> **Data about app and page elements**
%%
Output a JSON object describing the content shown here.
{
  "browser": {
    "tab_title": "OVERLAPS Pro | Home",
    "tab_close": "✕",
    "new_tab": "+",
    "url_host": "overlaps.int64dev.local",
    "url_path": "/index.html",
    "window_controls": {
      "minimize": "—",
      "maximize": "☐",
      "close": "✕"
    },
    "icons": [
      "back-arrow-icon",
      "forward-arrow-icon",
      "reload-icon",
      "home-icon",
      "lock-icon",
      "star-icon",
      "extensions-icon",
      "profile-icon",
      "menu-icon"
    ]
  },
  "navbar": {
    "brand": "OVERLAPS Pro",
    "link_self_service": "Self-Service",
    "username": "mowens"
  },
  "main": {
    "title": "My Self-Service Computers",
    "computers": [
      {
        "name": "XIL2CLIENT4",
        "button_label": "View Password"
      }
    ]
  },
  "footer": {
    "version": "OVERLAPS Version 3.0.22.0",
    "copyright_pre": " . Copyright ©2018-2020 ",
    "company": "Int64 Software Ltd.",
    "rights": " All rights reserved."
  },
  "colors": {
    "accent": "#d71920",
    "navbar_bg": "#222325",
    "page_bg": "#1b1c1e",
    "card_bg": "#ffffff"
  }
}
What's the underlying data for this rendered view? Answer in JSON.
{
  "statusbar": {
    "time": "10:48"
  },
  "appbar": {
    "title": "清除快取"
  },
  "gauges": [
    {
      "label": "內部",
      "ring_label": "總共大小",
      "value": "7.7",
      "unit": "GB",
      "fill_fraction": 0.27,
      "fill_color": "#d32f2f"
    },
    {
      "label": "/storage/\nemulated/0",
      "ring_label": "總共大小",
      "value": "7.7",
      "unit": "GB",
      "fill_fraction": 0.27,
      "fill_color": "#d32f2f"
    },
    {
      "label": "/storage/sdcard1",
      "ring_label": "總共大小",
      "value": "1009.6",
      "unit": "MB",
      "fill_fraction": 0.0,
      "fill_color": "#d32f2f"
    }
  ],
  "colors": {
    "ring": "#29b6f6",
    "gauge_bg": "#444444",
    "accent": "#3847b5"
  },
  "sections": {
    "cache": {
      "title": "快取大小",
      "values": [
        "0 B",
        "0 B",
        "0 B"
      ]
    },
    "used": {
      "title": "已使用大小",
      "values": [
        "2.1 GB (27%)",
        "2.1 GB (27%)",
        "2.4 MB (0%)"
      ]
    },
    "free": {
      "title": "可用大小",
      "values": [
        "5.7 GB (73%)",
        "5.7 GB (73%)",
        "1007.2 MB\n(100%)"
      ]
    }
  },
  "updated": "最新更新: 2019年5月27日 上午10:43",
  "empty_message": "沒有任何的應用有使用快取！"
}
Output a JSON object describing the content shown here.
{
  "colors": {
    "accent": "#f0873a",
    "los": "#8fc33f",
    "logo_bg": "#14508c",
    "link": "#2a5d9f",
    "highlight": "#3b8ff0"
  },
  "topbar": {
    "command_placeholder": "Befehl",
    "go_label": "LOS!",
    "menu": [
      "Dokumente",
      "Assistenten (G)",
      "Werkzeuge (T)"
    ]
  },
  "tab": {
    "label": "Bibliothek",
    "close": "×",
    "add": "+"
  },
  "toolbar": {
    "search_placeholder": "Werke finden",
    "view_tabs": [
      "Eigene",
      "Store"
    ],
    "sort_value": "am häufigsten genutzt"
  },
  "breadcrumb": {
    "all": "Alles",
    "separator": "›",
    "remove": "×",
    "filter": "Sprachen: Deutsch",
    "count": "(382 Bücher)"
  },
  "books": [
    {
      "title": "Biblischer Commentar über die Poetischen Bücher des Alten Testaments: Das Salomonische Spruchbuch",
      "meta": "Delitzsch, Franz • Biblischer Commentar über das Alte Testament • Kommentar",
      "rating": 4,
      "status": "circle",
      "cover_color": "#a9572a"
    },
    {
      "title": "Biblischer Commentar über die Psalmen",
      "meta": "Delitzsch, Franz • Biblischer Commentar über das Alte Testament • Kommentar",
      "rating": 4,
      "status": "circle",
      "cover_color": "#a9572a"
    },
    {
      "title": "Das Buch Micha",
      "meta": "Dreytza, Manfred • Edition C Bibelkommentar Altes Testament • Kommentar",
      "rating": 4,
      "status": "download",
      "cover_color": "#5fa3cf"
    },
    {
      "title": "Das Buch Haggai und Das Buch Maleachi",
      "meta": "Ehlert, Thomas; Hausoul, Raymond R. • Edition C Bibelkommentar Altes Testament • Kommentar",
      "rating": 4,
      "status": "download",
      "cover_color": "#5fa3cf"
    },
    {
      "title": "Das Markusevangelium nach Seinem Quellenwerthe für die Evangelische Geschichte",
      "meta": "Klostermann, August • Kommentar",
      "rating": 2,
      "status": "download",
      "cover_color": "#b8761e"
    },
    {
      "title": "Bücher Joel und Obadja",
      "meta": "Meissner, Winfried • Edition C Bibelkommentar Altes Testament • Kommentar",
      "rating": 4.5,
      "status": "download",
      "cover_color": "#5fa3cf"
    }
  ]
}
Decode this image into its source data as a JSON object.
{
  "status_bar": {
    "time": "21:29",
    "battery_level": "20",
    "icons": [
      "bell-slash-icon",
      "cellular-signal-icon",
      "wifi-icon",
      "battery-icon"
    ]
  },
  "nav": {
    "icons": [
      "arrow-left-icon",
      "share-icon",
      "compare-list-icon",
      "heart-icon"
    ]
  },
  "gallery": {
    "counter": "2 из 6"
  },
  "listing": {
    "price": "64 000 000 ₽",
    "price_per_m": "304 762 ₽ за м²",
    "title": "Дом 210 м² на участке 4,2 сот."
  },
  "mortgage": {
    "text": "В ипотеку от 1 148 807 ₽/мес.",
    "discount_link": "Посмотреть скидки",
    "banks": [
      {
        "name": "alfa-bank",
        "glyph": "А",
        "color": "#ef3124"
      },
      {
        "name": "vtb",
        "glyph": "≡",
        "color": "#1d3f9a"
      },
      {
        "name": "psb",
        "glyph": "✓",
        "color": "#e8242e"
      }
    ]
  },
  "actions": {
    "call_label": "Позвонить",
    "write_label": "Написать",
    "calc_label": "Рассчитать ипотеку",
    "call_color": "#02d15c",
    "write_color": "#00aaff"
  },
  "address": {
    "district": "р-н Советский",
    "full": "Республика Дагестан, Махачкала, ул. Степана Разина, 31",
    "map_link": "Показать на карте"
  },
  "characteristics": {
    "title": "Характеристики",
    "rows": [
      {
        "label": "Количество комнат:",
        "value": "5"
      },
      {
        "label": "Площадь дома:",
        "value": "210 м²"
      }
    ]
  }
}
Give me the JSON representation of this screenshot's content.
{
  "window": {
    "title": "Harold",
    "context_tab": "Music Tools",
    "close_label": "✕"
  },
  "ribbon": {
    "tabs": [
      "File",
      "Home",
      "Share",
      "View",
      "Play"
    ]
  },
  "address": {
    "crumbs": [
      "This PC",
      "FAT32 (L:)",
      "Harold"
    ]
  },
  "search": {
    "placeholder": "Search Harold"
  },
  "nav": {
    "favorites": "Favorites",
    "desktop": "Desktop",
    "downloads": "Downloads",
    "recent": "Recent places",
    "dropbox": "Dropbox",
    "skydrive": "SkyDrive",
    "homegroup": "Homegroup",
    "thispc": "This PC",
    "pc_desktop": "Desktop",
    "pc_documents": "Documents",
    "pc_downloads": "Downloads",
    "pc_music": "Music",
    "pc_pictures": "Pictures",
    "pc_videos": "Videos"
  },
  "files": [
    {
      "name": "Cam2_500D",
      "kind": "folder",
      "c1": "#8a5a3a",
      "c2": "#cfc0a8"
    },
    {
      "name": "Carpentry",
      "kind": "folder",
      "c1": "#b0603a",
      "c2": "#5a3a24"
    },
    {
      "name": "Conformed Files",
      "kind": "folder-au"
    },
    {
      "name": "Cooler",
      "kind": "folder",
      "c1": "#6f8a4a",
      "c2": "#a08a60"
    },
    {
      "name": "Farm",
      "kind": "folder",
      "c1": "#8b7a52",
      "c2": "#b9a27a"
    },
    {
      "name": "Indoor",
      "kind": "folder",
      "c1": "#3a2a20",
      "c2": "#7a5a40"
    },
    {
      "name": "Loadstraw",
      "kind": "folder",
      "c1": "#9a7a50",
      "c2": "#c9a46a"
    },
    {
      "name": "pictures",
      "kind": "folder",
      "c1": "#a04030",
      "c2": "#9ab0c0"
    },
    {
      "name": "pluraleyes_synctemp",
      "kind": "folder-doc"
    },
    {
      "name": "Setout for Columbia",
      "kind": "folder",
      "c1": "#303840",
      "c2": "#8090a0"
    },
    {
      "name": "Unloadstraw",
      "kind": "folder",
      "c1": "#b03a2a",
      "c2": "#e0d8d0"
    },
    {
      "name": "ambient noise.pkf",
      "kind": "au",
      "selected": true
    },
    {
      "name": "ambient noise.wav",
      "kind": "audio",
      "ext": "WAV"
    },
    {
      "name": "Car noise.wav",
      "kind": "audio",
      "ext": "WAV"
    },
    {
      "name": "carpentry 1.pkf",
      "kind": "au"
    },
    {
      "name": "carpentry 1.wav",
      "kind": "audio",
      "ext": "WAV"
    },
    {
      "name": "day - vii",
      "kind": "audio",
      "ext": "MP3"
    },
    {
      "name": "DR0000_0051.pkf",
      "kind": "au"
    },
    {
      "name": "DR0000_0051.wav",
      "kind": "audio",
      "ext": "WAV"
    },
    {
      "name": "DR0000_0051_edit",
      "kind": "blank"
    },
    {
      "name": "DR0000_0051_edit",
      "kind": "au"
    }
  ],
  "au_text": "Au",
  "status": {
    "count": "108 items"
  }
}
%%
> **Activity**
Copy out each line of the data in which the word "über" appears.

> **Result for this exercise**
      "title": "Biblischer Commentar über die Poetischen Bücher des Alten Testaments: Das Salomonische Spruchbuch",
      "meta": "Delitzsch, Franz • Biblischer Commentar über das Alte Testament • Kommentar",
      "title": "Biblischer Commentar über die Psalmen",
      "meta": "Delitzsch, Franz • Biblischer Commentar über das Alte Testament • Kommentar",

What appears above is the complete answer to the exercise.